Trác Anh, Chairman of the Co-operative Union of Bình Thuận Dragon Fruit in the south-central province of Bình Thuận, said his business had been mostly suspended since the second half of last year as they had few supply contracts and could not afford to pay workers.

His business could not access the Government’s COVID-19 preferential loans as it failed to meet some criteria, Trác Anh said, adding many workers in his co-operative had been laid off.

“It’s unreasonable and impossible for businesses like mine to increase salaries for workers at this time,” he said.

Early this month, the Ministry of Labour, Invalids and Social Affairs (MoLISA) introduced a draft proposal to the Government in which the National Wage Council suggested not raising the region-based minimum wage in 2021 after considering the socio-economic circumstances. The council comprises even representatives from VCCI representing the employers, the labour ministry representing the State, and the Việt Nam General Confederation of Labour representing the workers.

The ministry explained that amid the impact of COVID-19, raising the minimum wage would affect employment, as businesses still face various concerns.

According to calculations by the National Wage Council, with the consumer price index (CPI) estimated to have risen 4 per cent each year in 2019-2020, the minimum wage in 2020 was still higher than the minimum living conditions, by 1.51 per cent.

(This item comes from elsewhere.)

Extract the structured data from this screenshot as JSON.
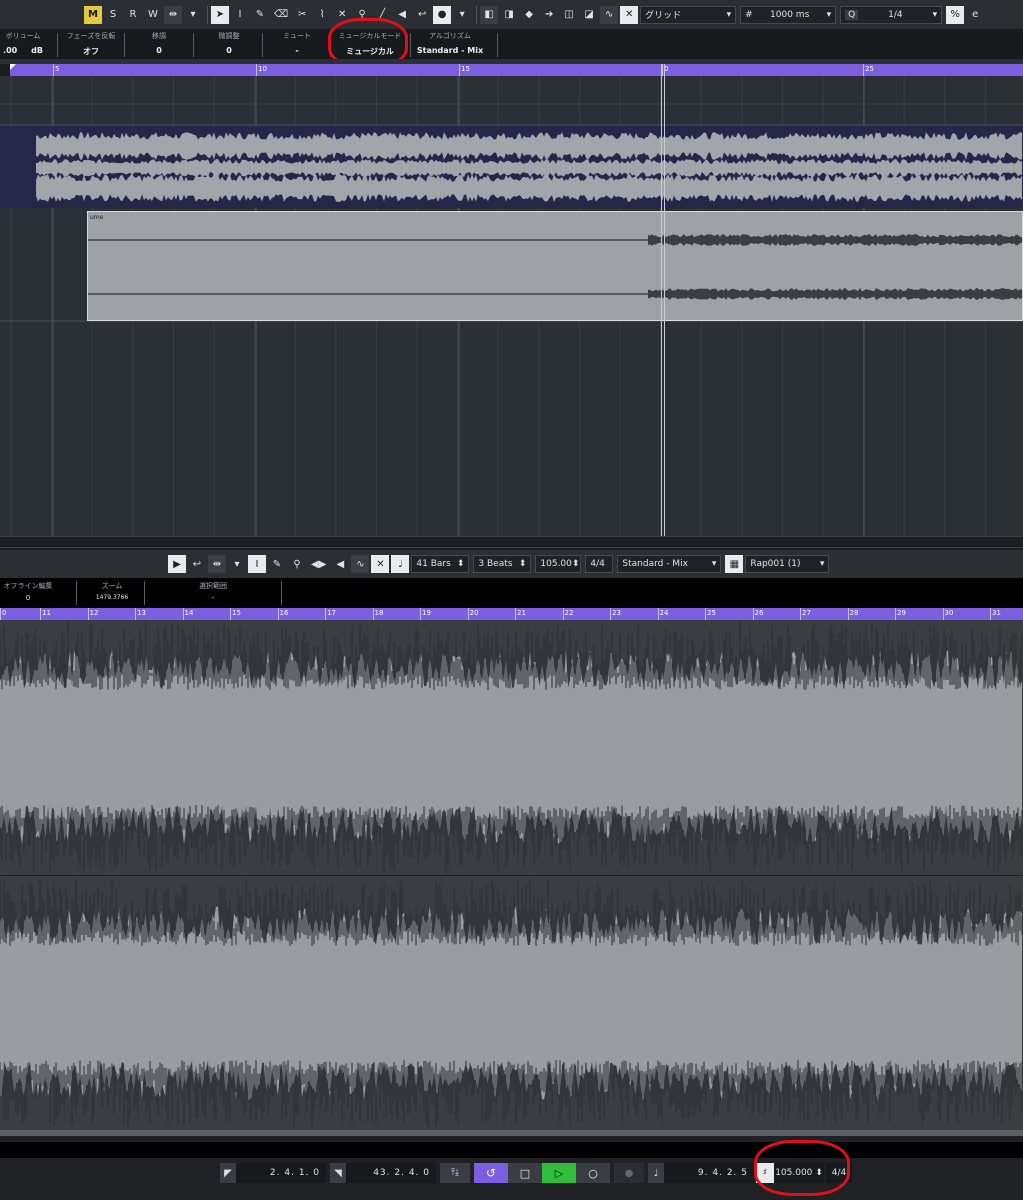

The council added that with a real CPI increase of 3.23 per cent in 2020, the regional minimum wage was actually higher than the minimum living conditions by 2.28 per cent.

Therefore, the council recommended the minimum wage be kept unchanged in 2021 and that adjustments be made in 2022.

The ministry added that if there are any abnormal developments, the National Wage Council will submit a report to the Government for consideration.

Viet Nam has adjusted the minimum wage 18 times since 2000.

The monthly minimum wage is calculated on a regional basis and was last set on January 1, 2020.

The minimum wage for workers in Region I, which covers Hà Nội and HCM City's urban areas, is at VNĐ4.42 million ($191.39), while those in Region II – covering Hà Nội and HCM City's rural areas, along with major urban areas like Cần Thơ, Đà Nẵng and Hải Phòng – is VNĐ3.92 million.

Workers in Region III, or provincial cities and the districts of Bắc Ninh, Bắc Giang and Hải Dương provinces, earn at least VNĐ3.43 million a month, while those in Region IV, or the rest of the country, receive a minimum of VNĐ3.07 million.

The regional minimum wage is the lowest amount paid to an employee performing the simplest job in normal working conditions.

Other allowances, supplemental pay, subsidies or bonuses decided by enterprises are paid according to terms and conditions of labour contracts, collective labour agreements or statutes of enterprises. — VNS